*Task to complete*:
From the data below, give the number of lines holding the word "this", with nothing else added.

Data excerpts
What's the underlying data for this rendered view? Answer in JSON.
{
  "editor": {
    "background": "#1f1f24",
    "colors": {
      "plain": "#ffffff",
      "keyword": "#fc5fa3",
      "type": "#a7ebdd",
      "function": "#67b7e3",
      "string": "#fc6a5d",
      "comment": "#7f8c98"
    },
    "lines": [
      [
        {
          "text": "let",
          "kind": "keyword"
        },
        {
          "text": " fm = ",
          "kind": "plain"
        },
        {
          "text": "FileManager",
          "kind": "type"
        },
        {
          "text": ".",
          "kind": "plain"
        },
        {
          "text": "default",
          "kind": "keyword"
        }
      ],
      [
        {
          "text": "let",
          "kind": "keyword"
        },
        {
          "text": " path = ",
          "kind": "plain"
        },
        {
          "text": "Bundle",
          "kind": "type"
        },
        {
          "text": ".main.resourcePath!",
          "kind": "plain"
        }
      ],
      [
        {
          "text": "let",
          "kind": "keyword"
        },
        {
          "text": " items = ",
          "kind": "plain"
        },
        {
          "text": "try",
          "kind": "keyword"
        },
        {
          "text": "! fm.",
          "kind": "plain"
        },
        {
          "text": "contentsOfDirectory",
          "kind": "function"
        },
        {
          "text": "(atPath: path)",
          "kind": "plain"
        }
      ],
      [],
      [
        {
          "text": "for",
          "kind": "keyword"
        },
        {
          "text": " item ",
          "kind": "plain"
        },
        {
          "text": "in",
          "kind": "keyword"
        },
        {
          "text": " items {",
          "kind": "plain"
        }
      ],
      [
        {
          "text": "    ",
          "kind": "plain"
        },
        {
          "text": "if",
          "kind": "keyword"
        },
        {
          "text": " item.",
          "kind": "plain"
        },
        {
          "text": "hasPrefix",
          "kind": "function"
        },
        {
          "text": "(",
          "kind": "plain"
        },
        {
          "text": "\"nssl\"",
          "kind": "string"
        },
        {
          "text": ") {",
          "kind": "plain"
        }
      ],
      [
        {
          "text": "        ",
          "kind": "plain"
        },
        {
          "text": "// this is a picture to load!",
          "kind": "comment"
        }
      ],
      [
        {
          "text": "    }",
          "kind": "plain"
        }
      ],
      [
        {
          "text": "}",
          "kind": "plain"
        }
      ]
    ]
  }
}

*Output*:
2